· Always select the proper tree for use with your tree stand. Select a live straight tree that fits within the size limits recommended in your tree stand’s instructions. Do not climb or place a tree stand against a leaning tree.

· Never leave a tree stand installed for more than two weeks since damage could result from changing weather conditions and/or from other factors not obvious with a visual inspection.

· Always use a haul line to pull up your gear and unloaded firearm or bow to your tree stand once you have reached your desired hunting height. Never climb with anything in your hands or on your back. Prior to descending, lower your equipment on the opposite side of the tree.

· Always know your physical limitations. Don’t take chances. Do not climb when using drugs, alcohol or if you’re sick or un-rested. If you start thinking about how high you are, don’t go any higher.

· For more treestand safety tips visit: http://www.tmastands.com/_safety.html

August 19, 2014 - 12:05 pm - Posted in Sports

Iowa DNRIt was not hard to see why the mourning dove is the most populous game bird in North America. As we bounced through the picked field, 30 or 40 lifted off ahead of us and to the sides; winging away from the millet-baited wire traps that held seven or eight less wary doves.

Yet, this handful of birds and a few more in the next set of wire live traps would bring the DNR wildlife crew from Otter Creek Wildlife Area in Tama County to their banding goal of 100. And over the next day, they would fit another 80 with tiny aluminum leg bands, to pad their quota. “You never catch them all. There are so many doves and we’ll catch only a small percentage,” explained wildlife technician Rodney Ellingson.

Setups across Iowa in August yield similar results…where 2,000 banded doves is the goal for this summer. Since 2003, 18,000 doves have been banded and released in Iowa. As any are harvested or recaptured, those bands tell wildlife biologists a lot about where the birds nest, age structure, their migration habits and just how many mourning doves are out there.

Even in mid-August, doves were on the move.

“We see a lot more birds. We know some are local, some are early migrants,” noted Ellingson. “Yesterday, we had some (already banded) recaptures; probably from the northern part of the state.
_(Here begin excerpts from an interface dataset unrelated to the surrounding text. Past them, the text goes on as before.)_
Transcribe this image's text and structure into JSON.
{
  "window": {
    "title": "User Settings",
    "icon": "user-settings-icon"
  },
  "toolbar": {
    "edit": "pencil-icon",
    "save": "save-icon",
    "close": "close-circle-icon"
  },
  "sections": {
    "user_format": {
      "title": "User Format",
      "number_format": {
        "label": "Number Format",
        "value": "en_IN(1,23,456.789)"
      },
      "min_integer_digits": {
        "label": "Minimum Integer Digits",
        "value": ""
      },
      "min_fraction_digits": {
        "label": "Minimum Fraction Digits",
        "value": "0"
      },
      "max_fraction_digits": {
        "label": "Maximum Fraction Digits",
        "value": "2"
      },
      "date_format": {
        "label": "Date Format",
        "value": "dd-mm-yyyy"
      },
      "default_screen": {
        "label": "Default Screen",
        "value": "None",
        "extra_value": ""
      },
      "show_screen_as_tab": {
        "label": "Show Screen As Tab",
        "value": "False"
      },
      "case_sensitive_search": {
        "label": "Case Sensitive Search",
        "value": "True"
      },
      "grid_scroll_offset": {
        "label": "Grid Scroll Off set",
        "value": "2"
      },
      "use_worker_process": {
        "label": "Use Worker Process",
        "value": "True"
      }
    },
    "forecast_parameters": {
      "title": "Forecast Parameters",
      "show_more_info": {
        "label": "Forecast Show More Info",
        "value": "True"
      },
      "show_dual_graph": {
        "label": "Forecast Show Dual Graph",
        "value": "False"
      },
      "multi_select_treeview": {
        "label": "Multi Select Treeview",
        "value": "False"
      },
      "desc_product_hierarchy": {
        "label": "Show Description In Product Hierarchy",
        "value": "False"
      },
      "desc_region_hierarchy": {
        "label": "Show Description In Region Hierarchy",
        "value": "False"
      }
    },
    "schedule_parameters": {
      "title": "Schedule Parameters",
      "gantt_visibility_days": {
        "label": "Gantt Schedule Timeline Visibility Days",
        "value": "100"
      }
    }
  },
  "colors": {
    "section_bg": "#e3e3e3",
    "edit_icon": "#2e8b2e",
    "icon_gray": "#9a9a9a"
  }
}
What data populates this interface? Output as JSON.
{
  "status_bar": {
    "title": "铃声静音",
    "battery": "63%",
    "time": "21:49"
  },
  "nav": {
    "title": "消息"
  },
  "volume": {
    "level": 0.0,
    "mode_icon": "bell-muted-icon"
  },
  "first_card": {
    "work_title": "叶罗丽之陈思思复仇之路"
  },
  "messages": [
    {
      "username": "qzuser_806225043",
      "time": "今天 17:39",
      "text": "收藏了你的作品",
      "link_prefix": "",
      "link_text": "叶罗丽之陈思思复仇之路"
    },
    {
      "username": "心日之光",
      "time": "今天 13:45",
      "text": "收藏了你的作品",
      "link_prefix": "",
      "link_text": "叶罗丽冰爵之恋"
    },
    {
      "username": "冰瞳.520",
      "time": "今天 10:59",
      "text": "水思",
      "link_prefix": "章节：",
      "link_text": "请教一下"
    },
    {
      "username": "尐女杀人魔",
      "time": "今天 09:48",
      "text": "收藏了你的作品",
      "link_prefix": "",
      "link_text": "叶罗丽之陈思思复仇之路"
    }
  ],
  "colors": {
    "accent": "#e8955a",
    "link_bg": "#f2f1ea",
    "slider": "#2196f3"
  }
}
They are definitely on the move; after a few cooler nights.”

That is what hunters want to see, with Iowa’s dove season opening September 1. The state’s newest season, hunters are still ‘trickling’ into the dove fields; as more learn how to hunt the elusive, fast moving game bird.

“An estimated 8,200 dove hunters harvested about 118,000 doves in 2013,” said DNR upland wildlife research biologist Todd Bogenschutz. “Band return data shows hunters harvest about 2 percent of Iowa’s doves.  The population has remained stable here over the last decade.”

Regionally, the 2013 estimated dove population in the Central Management Unit was 141 million.

Scouting is important for successful dove hunting. Many of the better areas are along food plots on public hunting areas and on private fields enrolled in IHAP—Iowa’s Hunter Access Program. Sunflowers have proven most popular in the first three seasons.  Contact the area wildlife biologist for locations of dove plots.  Observations by field staff indicate an abundance of doves this fall.  Visit http://www.iowadnr.gov/Hunting/MigratoryGameBirds/MourningDoves.aspx for more information.

Iowa’s mourning dove season runs through November 9, 2014.  The daily bag limit is 15 doves (Mourning and Eurasian Collared combined) with a possession limit of 30.  Shooting hours are half hour before sunrise to sunset.  Dove hunters are required to register with the federal Harvest Information Program (HIP). Hunters can register with HIP online or thru any license agent.  Go to http://www.iowadnr.gov/Portals/idnr/uploads/Hunting/migratoryregs.pdf for information.

Non-toxic shot is not required for dove hunting except on areas requiring it be used.  A list of public areas requiring non-toxic shot for doves is in the 2014-15 hunting regulations (p. 17) http://www.iowadnr.gov/Hunting/HuntingLicensesLaws.aspx